Shaw admitted he spent a lot of time dwelling on his injury, which may have led to his depression.

Dillon also said the most important thing you can do is try to put the injury out of your mind.
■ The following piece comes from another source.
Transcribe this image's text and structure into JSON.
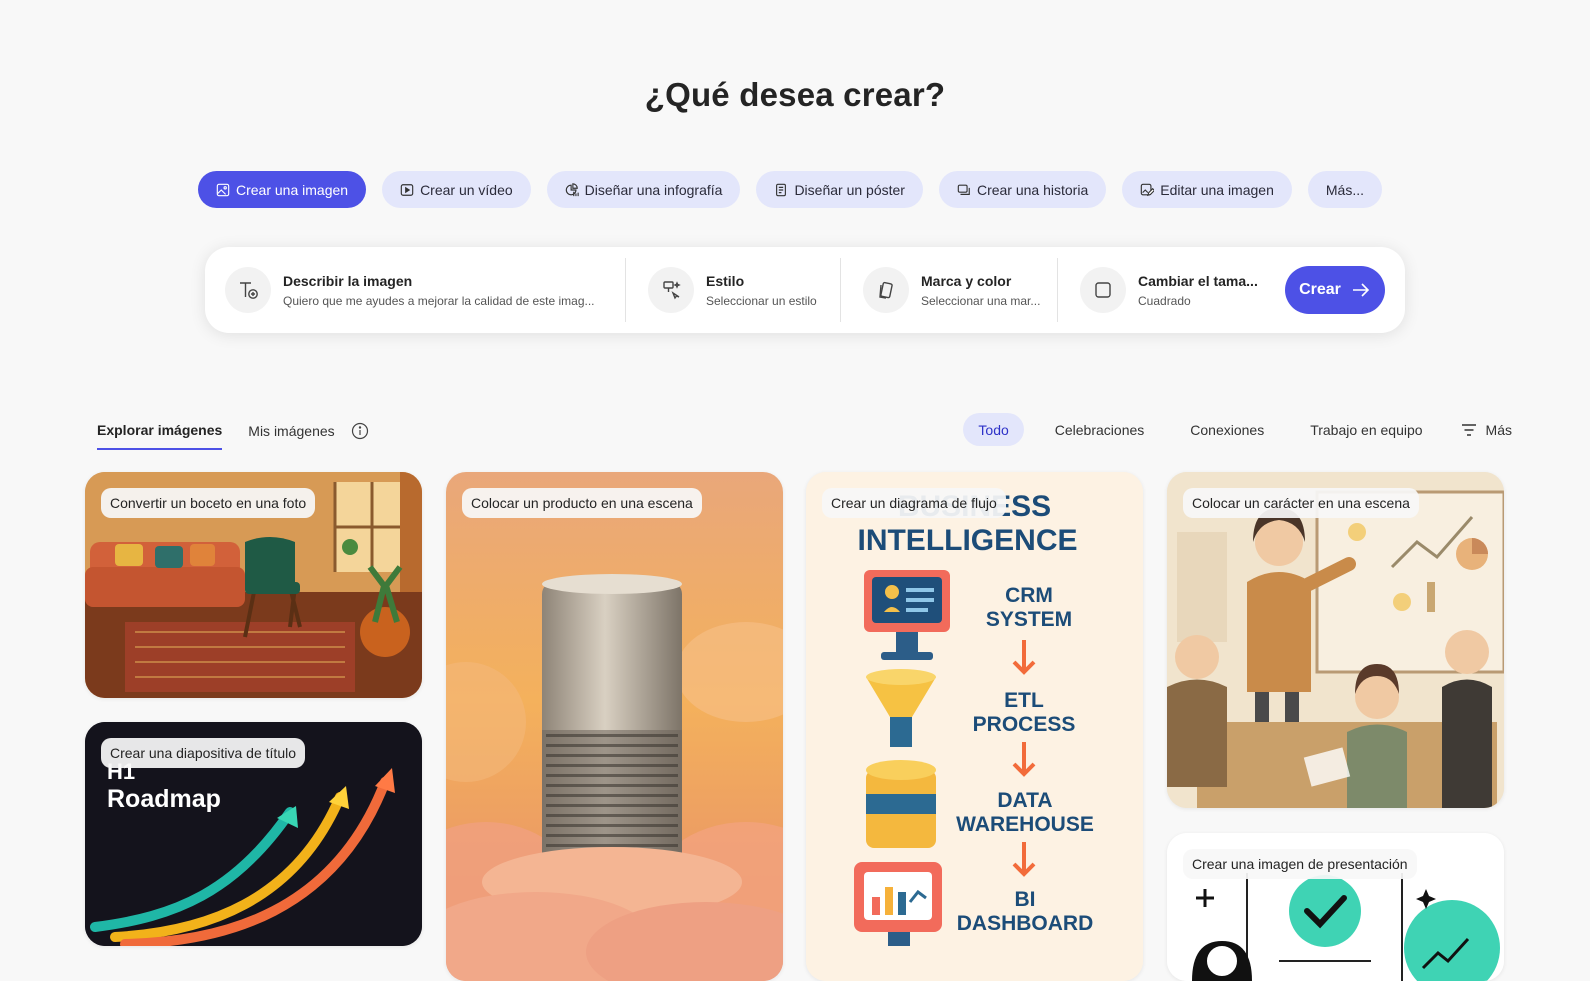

Focus your attention on something else, like school perhaps.

“It’s funny, because I thought I may do better in school seeing as I couldn’t ski … I actually found my marks were worse,” Dillon said.

OK, so maybe injuries affect school work too.

The bottom line seems to be that sports injuries affect all aspects of an athlete’s life.

The story is no different for 21-year-old Olympic snowboarder, Brad Martin.
His life was also literally turned upside down in February after a nasty fall while he was attempting a massive 1260 – three-and-a-half rotations – at the Winter X-Games 12 in Athens.

Martin fell from 12 feet of air – smashing his butt on the edge of the tube, flipping upside down, then falling another 15 feet – landing on his head at the bottom of the pipe.

To exemplify his dedication to snowboarding, Martin attempted his second run – bloody and bruised – but unfortunately, failed to qualify for the finals. He did, however, receive huge support from the crowd for braving it out in the pipe.

Martin, who happens to be the quiet type, said simply he would like to never experience a fall like that again, and that this particular fall was by far his worst injury to date. If you want to see it, google: martin gets bucked.
It’s horrifying.

Surprisingly, he suffered only from minor cuts and bruises, mainly on his face, but spent several days peeing blood – landing on your butt from those heights will do that to you.

The next time he ventured out on the hill for a practice, he was nervous and scared.

It didn’t stop him.

To get over his injuries he focused mainly on doing a whole lot of nothing. He tried to sit as still as possible, saying the pain was quite intense.

But once Martin was given the go-ahead by medical professionals, he was back to snowboarding full throttle.

Less than a month after his fall, Martin picked up his first career World Cup victory in the men’s half pipe competition in Calgary. It’s almost certain that we can expect to see Martin in the upcoming 2010 Olympics.

A story like this just goes to show that athletes – should be mindful of their limits – but should also never forget the importance of positive thinking and true dedication to their sport, which will help aid them in recovering from related injuries.

Dillon, who happens to be a friend of Martin’s, said that not all athletes bounce back so easily from injuries.

“It’s tough, but it’s kinda like being a quarter-back. If you get sacked, you gotta put it out of your mind, and have a short memory. If you let yourself get discouraged about the injury you’ll never progress. Try to put it at the back of your mind”